recession chart

It’s no secret that the American – and global – economy is bleak at the moment. Americans are paying over four dollars per gallon for fuel, and grocery store shelves – which may or may not be fully stocked – offer items that are often double what consumers were paying for them just one year ago. In California, gas prices are hovering near $8 per gallon. Diesel is over five dollars per gallon, which leads to higher prices at brick and mortar stores for Americans. Wall Street has taken historic dives. Simply put, things don’t look too bright when it comes to the economy.

Multiple economists and major financial institutions are predicting a recession in the near future (some say it will happen in 2022, while others hold that it may be 2023). Keep in mind that a recession is defined as two consecutive quarters of the Gross Domestic Product falling. In Q1 of 2022, the GDP was down by -1.5. In order to meet the definition of recession, if the GDP is down again at the end of June, the American economy will officially be in a recession.

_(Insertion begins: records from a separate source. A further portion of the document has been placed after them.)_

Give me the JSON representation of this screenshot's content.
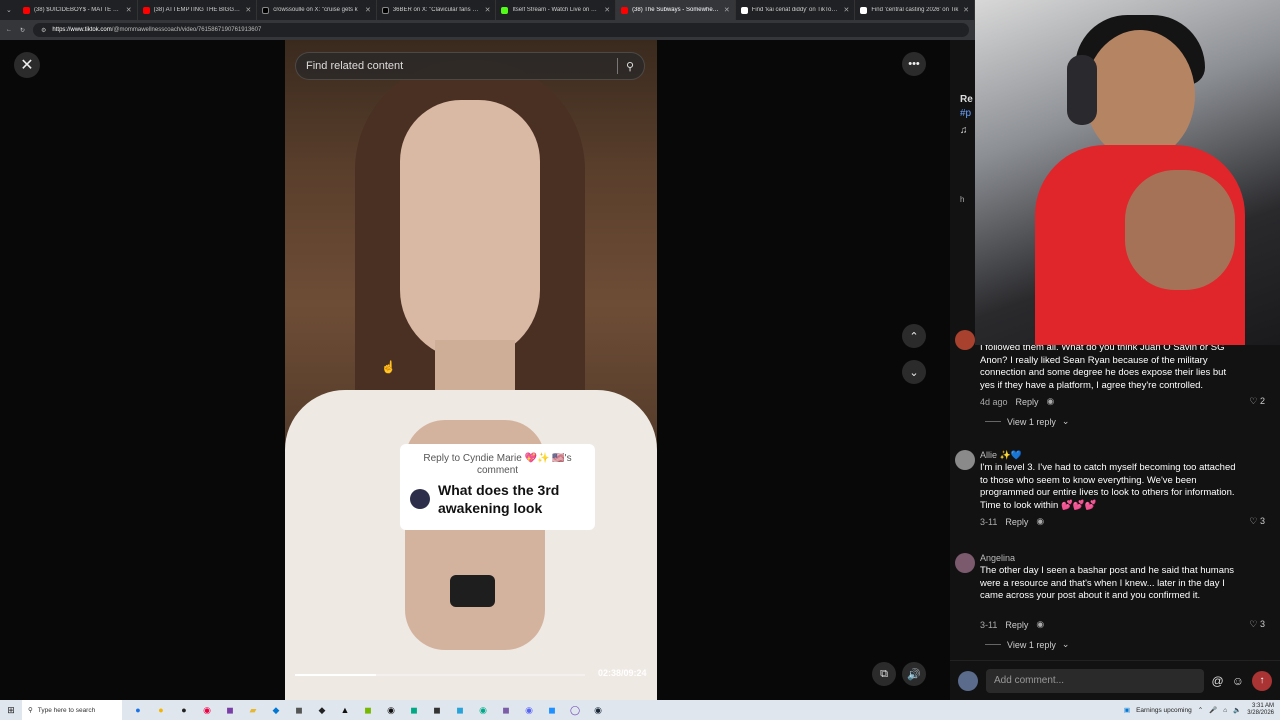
{
  "tabs": [
    {
      "title": "(38) $UICIDEBOY$ - MATTE BLACK",
      "color": "#ff0000",
      "active": false
    },
    {
      "title": "(38) ATTEMPTING THE BIGGEST E",
      "color": "#ff0000",
      "active": false
    },
    {
      "title": "crowssoulle on X: \"cruise gets k",
      "color": "#000000",
      "active": false
    },
    {
      "title": "36BER on X: \"Clavicular fans are h",
      "color": "#000000",
      "active": false
    },
    {
      "title": "Itself Stream - Watch Live on Kick",
      "color": "#53fc18",
      "active": false
    },
    {
      "title": "(38) The Subways - Somewhere (C",
      "color": "#ff0000",
      "active": true
    },
    {
      "title": "Find 'kai cenat diddy' on TikTok | T",
      "color": "#ffffff",
      "active": false
    },
    {
      "title": "Find 'central casting 2026' on Tik",
      "color": "#ffffff",
      "active": false
    }
  ],
  "address": {
    "domain": "https://www.tiktok.com",
    "path": "/@mommawellnesscoach/video/7615867190761913607"
  },
  "search": {
    "placeholder": "Find related content"
  },
  "video": {
    "reply_to": "Reply to Cyndie Marie 💖✨ 🇺🇸's comment",
    "question": "What does the 3rd awakening look",
    "timecode": "02:38/09:24",
    "progress": 0.28
  },
  "side_peek": {
    "line1": "Re",
    "line2": "#p",
    "line3": "♫",
    "line4": "h"
  },
  "comments": [
    {
      "name": "",
      "text": "I followed them all. What do you think Juan O Savin or SG Anon? I really liked Sean Ryan because of the military connection and some degree he does expose their lies but yes if they have a platform, I agree they're controlled.",
      "date": "4d ago",
      "reply": "Reply",
      "likes": "2",
      "view_replies": "View 1 reply",
      "avatar_color": "#a8412e"
    },
    {
      "name": "Allie ✨💙",
      "text": "I'm in level 3. I've had to catch myself becoming too attached to those who seem to know everything. We've been programmed our entire lives to look to others for information. Time to look within 💕💕💕",
      "date": "3-11",
      "reply": "Reply",
      "likes": "3",
      "avatar_color": "#8a8a8a"
    },
    {
      "name": "Angelina",
      "text": "The other day I seen a bashar post and he said that humans were a resource and that's when I knew... later in the day I came across your post about it and you confirmed it.",
      "date": "3-11",
      "reply": "Reply",
      "likes": "3",
      "view_replies": "View 1 reply",
      "avatar_color": "#7b5a6e"
    }
  ],
  "comment_input": {
    "placeholder": "Add comment..."
  },
  "taskbar": {
    "search_placeholder": "Type here to search",
    "weather": "Earnings upcoming",
    "time": "3:31 AM",
    "date": "3/28/2026"
  }
}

However, predicting a recession is actually more difficult than one might expect.

The Federal Reserve is working to fight inflation while keeping the country’s economy from falling into a recession. Fed Chair Jerome Powell said earlier this year that the Fed must be “humble and nimble” when raising interest rates. So far, the Fed has raised interest rates by one quarter point and one half point. More half point rate increases are expected.

Several times, Jay Powell has said that the intent of the Fed is to engender a “soft landing” – slowing down consumer demand so that prices begin to hold steady while the rest of the economy catches up. However, historically, the central bank of the United States has struggled to find that so-called “sweet spot” that prevents a recession while cooling off consumer spending.

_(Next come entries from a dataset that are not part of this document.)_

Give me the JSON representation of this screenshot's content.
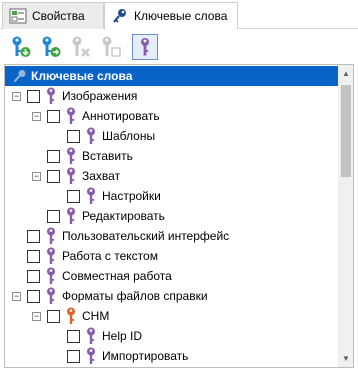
{
  "tabs": [
    {
      "label": "Свойства",
      "icon": "properties-icon"
    },
    {
      "label": "Ключевые слова",
      "icon": "key-icon",
      "active": true
    }
  ],
  "toolbar": {
    "buttons": [
      {
        "name": "add-keyword",
        "icon": "key-add-icon",
        "enabled": true
      },
      {
        "name": "add-sub-keyword",
        "icon": "key-arrow-icon",
        "enabled": true
      },
      {
        "name": "delete-keyword",
        "icon": "key-delete-icon",
        "enabled": false
      },
      {
        "name": "toggle-keyword",
        "icon": "key-checkbox-icon",
        "enabled": false
      },
      {
        "name": "keyword-view",
        "icon": "key-frame-icon",
        "enabled": true,
        "pressed": true
      }
    ]
  },
  "tree": {
    "header": "Ключевые слова",
    "items": [
      {
        "label": "Изображения",
        "expandable": true,
        "expanded": true
      },
      {
        "label": "Аннотировать",
        "expandable": true,
        "expanded": true
      },
      {
        "label": "Шаблоны"
      },
      {
        "label": "Вставить"
      },
      {
        "label": "Захват",
        "expandable": true,
        "expanded": true
      },
      {
        "label": "Настройки"
      },
      {
        "label": "Редактировать"
      },
      {
        "label": "Пользовательский интерфейс"
      },
      {
        "label": "Работа с текстом"
      },
      {
        "label": "Совместная работа"
      },
      {
        "label": "Форматы файлов справки",
        "expandable": true,
        "expanded": true
      },
      {
        "label": "CHM",
        "expandable": true,
        "expanded": true,
        "key_color": "orange"
      },
      {
        "label": "Help ID"
      },
      {
        "label": "Импортировать"
      }
    ]
  },
  "colors": {
    "selection": "#0a64c8",
    "key_purple": "#8a5cae",
    "key_orange": "#e0622a",
    "key_blue": "#1e88d6"
  }
}
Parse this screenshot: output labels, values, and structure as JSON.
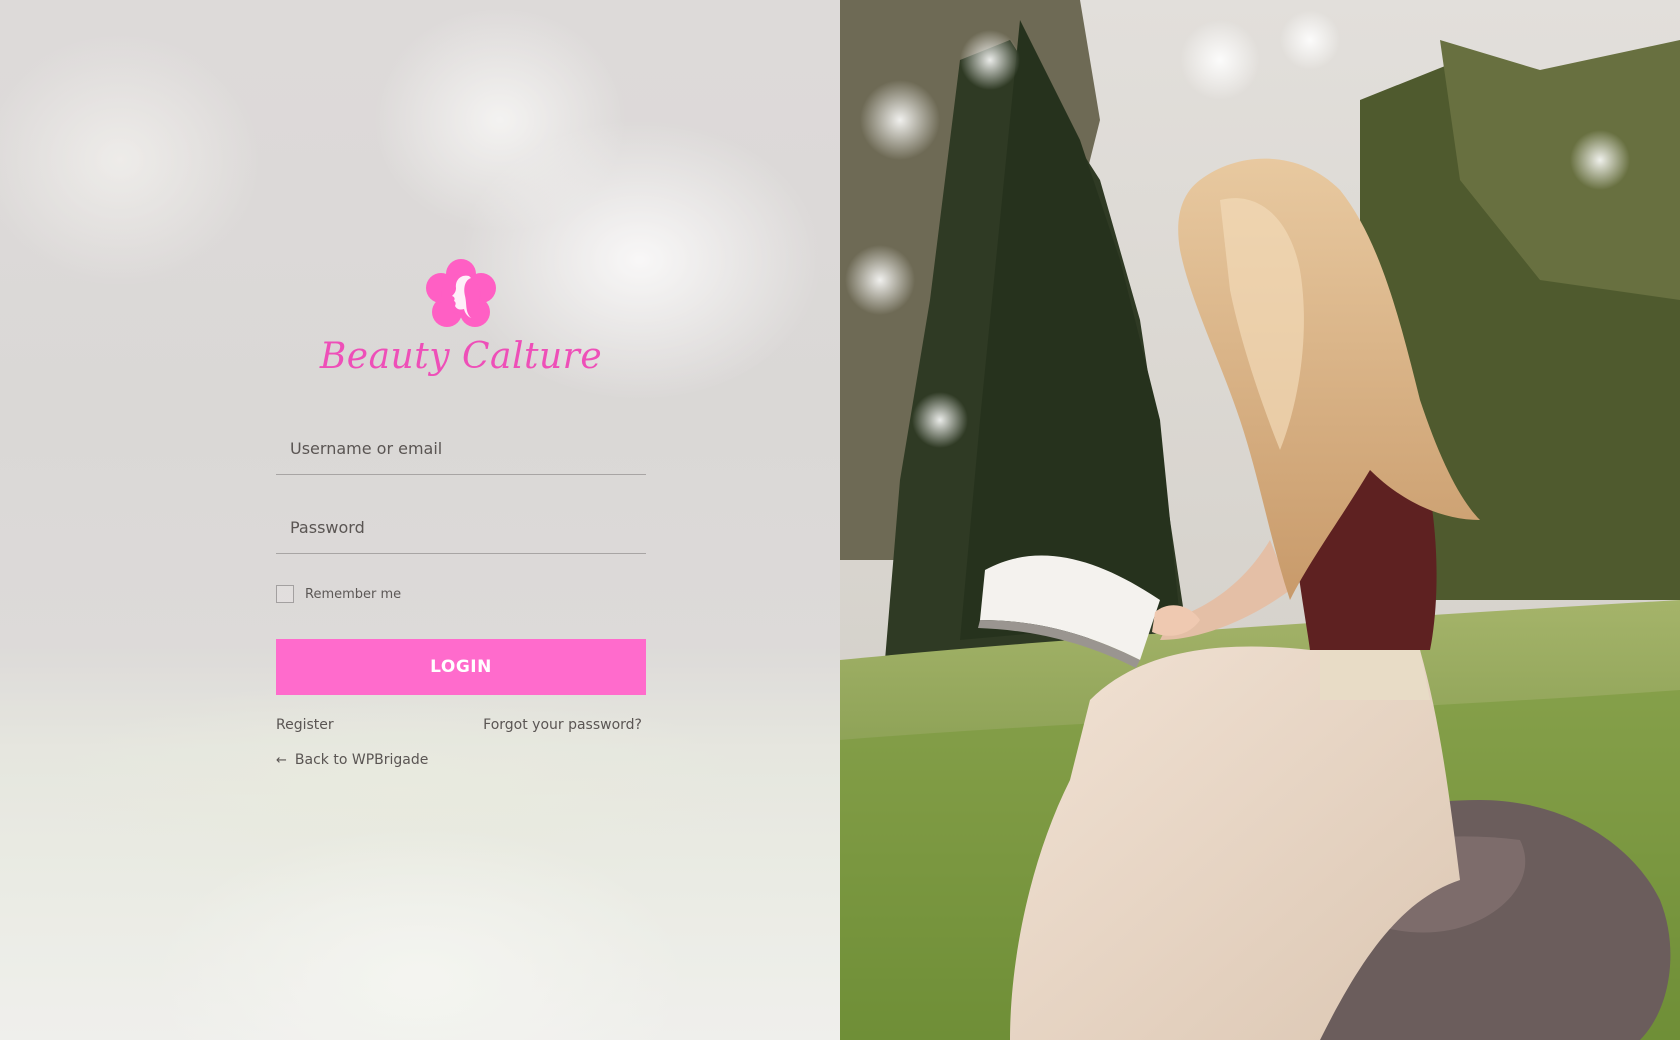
{
  "brand": {
    "name": "Beauty Calture",
    "logo_icon": "flower-woman-face-icon",
    "color": "#ee4fb8"
  },
  "form": {
    "username_placeholder": "Username or email",
    "password_placeholder": "Password",
    "remember_label": "Remember me",
    "remember_checked": false,
    "login_label": "LOGIN",
    "login_color": "#ff6bcc"
  },
  "links": {
    "register": "Register",
    "forgot_password": "Forgot your password?",
    "back_arrow": "←",
    "back": "Back to WPBrigade"
  }
}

The target rate of inflation, as far as the Fed is concerned, is two percent. The highest rate of inflation in 2022 was 8.5 percent at the end of March. At the end of April, however, inflation had decreased only slightly to 8.3 percent. (May reports have not been released as of this writing.) Economists at Bank of America, Goldman Sachs, Deutsche Bank, and Wells Fargo are all predicting a recession. Elon Musk even tweeted recently that he “had a bad feeling” about the economy. On Friday, Musk said that he may have to cut his staff at Tesla by ten percent.

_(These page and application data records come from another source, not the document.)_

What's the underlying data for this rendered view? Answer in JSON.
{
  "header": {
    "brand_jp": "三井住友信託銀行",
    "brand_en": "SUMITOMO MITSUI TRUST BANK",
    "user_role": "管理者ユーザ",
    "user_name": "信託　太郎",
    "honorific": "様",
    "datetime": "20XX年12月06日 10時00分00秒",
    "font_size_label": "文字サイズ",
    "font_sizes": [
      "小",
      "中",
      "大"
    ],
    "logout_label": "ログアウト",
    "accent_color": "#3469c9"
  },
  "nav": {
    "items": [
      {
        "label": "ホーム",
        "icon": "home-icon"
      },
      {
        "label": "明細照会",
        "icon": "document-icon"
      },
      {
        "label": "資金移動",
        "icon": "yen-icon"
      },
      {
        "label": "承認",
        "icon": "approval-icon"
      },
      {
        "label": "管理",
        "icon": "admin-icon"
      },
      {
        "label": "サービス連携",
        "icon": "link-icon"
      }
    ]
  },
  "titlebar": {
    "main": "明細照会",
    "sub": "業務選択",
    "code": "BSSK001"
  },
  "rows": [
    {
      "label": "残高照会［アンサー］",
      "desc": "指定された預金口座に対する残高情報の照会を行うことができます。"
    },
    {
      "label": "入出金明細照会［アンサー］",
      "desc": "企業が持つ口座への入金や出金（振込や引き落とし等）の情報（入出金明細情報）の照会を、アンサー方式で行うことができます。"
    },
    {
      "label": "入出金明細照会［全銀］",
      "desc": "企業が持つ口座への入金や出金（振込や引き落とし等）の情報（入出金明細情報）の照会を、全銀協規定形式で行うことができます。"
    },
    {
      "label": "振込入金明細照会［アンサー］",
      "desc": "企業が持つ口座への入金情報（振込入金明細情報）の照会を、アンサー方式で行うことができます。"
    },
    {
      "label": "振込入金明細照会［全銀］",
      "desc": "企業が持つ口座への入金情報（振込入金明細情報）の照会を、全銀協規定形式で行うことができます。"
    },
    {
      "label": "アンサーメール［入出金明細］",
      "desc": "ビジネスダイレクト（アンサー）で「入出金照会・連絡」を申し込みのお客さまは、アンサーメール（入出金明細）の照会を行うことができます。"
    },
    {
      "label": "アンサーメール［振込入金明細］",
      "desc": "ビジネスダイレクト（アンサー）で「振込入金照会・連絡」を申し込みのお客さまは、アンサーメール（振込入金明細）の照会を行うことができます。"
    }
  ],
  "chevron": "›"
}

Now, not all economists are predicting doom and gloom. Alan Blinder, a former vice chair at the Fed and a current Princeton University economist, has looked at historic patterns of recessions. Since 1965, the American economy has weathered at least eleven different times when the Fed began tightening the economy. Only eight of those eleven times were followed by a recession. Many times, there was no economic decline at all.

Blinder did say that a recession in the coming months or even next year is not a certainty – “Will we get stuck with a recession? Maybe. . . It’s important to note that any recession shouldn’t (necessarily) be deep and long.” Blinder brought up the recessions of the 1970s and the 1980s as an example, noting that not all recessions need to be that drastic.

Matthew Luzzetti, who is a Deutsche Bank strategist, has predicted that a recession will begin in April 2023, but he and his team at Deutsche say the recession is likely to be mild. Those a Deutsche Bank predict that the recession will work itself out in two ways: either it will be brief, or the GDP won’t fall by much and the economy will rebound rather quickly.

The Fed will likely raise interest rates throughout its meetings in 2022; economists believe these fifty point rate hikes will continue at each meeting.

At the same time, some economists offer a pessimistic view of the economy in the future. JP Morgan Chase CEO Jamie Dimon has predicted an “economic hurricane” that could be “Superstorm Sandy.”

It’s incredibly difficult to determine how the economy will go in the next year; Americans could be looking at a mild recession or something as drastic as 2008. In a midterm year, however, the economy could determine how Americans vote – and it should.

As one president reminded Americans, “Elections have consequences.”